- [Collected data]
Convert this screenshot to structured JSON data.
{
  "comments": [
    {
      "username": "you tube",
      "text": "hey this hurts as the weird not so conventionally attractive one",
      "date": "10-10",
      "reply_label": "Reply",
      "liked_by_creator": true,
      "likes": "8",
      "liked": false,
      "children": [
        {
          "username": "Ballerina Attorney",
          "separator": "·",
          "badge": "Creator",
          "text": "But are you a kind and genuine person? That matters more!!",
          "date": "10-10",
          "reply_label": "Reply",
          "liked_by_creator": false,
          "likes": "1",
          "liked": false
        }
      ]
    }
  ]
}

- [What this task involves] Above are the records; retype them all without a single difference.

- [Reply to the exercise]
Convert this screenshot to structured JSON data.
{
  "comments": [
    {
      "username": "you tube",
      "text": "hey this hurts as the weird not so conventionally attractive one",
      "date": "10-10",
      "reply_label": "Reply",
      "liked_by_creator": true,
      "likes": "8",
      "liked": false,
      "children": [
        {
          "username": "Ballerina Attorney",
          "separator": "·",
          "badge": "Creator",
          "text": "But are you a kind and genuine person? That matters more!!",
          "date": "10-10",
          "reply_label": "Reply",
          "liked_by_creator": false,
          "likes": "1",
          "liked": false
        }
      ]
    }
  ]
}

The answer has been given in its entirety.